  • We still don't know why Jacob Wright died, but that event occurred while these ships were outfitting and recruiting at Fredericksburg.  Was there any connection?
  • There were other Bonnells and Burnells involved in shipping further north during this period.  Is there any connection? (see attached photos).
 In summary, we still don't have enough information to say what this record means, but I think the coincidences are strong enough to justify a deep research dive to determine if this naval Bonnell is the same as our ancestor.  I'll include a couple of websites I found useful so far...

George Farris responded:

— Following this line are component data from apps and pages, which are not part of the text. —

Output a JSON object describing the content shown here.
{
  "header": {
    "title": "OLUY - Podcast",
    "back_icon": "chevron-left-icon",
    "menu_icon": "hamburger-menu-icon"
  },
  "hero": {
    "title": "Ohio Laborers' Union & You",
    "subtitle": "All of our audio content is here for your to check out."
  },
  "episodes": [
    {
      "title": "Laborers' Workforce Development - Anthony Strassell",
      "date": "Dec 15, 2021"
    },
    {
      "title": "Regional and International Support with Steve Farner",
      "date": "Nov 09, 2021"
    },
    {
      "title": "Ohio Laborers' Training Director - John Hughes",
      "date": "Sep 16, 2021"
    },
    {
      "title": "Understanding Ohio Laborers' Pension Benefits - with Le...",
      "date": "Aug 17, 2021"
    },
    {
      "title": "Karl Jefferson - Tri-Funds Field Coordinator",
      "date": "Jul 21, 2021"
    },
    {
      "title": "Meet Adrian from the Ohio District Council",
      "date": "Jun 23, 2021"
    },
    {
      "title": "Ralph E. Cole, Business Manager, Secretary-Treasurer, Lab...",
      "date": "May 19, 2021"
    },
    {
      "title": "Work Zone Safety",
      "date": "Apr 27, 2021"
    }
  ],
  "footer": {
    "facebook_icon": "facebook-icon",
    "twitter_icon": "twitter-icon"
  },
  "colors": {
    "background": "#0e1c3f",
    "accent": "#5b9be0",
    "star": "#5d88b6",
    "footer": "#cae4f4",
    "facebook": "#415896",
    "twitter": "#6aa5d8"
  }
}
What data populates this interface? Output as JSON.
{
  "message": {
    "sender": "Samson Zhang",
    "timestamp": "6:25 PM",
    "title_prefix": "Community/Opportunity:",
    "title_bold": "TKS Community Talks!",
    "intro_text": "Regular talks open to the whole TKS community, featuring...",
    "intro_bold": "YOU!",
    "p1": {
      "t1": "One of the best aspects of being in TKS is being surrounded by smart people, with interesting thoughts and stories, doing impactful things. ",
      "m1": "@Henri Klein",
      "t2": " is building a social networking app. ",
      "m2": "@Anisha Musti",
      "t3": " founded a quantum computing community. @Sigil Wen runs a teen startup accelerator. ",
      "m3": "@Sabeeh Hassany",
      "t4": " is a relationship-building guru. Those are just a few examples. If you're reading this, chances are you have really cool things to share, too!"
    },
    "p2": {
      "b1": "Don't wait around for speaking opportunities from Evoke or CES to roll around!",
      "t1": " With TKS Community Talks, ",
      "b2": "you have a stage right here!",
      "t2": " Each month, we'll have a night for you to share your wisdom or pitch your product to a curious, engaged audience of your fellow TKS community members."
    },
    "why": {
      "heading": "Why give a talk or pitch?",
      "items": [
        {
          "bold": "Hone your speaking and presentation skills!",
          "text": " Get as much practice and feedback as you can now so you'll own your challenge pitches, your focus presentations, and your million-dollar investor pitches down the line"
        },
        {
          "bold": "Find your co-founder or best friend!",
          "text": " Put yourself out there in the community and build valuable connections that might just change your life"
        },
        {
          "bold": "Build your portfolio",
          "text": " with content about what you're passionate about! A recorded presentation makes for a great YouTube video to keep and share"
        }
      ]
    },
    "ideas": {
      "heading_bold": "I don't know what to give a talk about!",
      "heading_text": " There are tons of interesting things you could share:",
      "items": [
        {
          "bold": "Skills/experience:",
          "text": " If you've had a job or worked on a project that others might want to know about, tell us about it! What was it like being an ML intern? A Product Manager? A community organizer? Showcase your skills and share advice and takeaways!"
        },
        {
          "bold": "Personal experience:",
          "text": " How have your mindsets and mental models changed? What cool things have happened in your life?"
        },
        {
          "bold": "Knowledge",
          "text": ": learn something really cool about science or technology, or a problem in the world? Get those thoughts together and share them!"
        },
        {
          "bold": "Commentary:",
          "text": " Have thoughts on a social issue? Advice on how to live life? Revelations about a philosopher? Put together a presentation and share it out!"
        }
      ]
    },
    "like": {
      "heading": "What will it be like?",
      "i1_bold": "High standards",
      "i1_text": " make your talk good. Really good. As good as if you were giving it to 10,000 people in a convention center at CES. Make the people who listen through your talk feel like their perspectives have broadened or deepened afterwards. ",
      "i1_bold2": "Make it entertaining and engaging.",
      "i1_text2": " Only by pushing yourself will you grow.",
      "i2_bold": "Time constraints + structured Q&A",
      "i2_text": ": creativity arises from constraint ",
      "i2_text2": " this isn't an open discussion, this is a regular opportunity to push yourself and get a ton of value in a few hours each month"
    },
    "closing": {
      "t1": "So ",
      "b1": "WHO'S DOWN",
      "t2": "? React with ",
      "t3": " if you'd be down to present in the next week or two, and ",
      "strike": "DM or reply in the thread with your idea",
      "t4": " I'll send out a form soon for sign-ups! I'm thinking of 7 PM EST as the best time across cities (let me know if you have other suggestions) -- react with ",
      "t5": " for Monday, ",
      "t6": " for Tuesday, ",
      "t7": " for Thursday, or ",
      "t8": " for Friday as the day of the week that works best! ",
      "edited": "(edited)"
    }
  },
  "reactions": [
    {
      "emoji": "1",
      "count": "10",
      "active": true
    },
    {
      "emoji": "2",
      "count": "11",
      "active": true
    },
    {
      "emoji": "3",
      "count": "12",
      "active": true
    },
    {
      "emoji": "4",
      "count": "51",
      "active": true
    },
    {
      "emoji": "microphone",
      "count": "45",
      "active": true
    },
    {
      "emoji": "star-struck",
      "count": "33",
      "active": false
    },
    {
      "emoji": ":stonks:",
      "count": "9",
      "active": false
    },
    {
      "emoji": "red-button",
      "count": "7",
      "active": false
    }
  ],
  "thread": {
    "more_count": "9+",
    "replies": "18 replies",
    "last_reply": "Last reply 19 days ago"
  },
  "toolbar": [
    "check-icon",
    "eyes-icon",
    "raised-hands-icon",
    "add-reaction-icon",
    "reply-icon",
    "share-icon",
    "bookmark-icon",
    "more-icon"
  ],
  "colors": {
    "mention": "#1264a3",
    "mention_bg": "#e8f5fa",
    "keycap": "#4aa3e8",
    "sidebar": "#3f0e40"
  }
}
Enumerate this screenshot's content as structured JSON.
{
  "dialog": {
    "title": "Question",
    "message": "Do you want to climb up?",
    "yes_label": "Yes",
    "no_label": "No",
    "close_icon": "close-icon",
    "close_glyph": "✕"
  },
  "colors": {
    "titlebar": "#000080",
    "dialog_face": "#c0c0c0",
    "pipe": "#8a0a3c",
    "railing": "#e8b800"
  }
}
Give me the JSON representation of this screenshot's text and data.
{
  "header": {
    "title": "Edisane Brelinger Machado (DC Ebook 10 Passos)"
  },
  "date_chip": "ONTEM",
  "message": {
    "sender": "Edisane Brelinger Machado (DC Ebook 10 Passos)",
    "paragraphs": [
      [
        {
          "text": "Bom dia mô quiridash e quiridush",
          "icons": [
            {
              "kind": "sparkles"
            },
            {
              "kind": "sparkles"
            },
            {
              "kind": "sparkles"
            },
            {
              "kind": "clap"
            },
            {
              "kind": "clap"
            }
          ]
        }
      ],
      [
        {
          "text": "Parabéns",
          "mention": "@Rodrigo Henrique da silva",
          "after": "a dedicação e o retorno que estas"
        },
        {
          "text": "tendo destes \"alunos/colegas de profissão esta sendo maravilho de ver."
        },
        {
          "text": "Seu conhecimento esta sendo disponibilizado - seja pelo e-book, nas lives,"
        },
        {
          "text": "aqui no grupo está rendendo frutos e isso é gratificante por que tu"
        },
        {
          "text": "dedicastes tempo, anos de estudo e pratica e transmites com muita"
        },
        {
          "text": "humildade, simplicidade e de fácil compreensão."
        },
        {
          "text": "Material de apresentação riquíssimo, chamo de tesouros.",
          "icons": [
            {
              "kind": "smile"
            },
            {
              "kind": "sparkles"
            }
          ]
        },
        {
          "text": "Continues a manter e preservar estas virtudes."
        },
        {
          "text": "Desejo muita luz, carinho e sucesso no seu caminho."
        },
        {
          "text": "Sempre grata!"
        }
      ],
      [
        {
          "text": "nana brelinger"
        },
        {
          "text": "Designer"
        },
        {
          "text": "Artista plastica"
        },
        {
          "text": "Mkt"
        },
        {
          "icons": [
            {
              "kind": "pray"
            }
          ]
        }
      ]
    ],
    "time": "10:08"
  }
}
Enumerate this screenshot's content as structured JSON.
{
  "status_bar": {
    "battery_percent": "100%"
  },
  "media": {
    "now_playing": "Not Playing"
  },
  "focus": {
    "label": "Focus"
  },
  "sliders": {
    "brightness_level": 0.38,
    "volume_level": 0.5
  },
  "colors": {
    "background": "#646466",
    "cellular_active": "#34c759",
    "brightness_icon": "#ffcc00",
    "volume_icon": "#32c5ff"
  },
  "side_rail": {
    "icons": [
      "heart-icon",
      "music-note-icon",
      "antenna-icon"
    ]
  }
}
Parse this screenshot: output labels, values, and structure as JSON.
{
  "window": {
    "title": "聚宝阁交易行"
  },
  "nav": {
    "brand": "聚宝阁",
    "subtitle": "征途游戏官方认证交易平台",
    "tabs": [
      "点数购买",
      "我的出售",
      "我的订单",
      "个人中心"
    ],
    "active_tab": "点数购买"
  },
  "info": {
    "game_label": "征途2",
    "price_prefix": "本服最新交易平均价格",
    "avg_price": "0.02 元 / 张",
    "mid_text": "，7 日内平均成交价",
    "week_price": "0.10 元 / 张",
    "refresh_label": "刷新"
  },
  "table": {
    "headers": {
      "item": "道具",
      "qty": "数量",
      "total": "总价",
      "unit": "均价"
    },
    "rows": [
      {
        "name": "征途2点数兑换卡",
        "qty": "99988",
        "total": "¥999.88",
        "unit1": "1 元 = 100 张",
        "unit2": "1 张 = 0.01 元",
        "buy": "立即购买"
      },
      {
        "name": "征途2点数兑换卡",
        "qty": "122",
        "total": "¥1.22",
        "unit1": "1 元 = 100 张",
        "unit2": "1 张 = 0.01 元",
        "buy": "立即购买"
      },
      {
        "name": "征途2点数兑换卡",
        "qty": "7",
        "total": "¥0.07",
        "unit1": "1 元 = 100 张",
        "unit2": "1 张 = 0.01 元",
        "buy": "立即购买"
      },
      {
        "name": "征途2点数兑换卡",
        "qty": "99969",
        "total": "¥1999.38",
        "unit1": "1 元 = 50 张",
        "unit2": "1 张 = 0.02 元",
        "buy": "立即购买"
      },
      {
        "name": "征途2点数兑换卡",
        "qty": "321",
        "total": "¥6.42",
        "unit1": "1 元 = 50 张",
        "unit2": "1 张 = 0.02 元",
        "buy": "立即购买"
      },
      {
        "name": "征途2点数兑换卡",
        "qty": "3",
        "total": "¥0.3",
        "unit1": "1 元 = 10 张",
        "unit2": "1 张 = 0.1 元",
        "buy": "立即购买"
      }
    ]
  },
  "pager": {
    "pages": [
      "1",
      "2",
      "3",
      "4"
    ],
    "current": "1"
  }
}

Thanks for this information and analysis.  I had also been searching through the RW records available on this week for any Bonnell records that might apply to the William Bonnell of Spotsylvania VA.  There were none that I could find there.  The Brumbaugh compilation from 1936 that you reference is probably as complete a  list as exists anywhere for the VA naval vessels and their crews.  But, again, no William Bonnell is listed so these rolls must not be complete since the one VA pay record that you found does show William Bonnell as a VA ship's master.  Given the timeframe and location refernces that you cite involving the VA naval vessels it seems likely that this was our William Bonnell.  But there may not be any way to verify that from existing records.  I've encountered a similar situation regarding John Farris's RW service.  There seem to be no muster or pay rolls or other direct evidence of his service other than his own account in his pension application that is consistent with historical records.

When you make it back to do more research in the VA Archives some time in the future perhaps you can find more about this William Bonnell.  I think we have already identified enough other areas requiring more research there to occupy many days.  Perhaps your military career will take you back to that area and allow some research time in the future.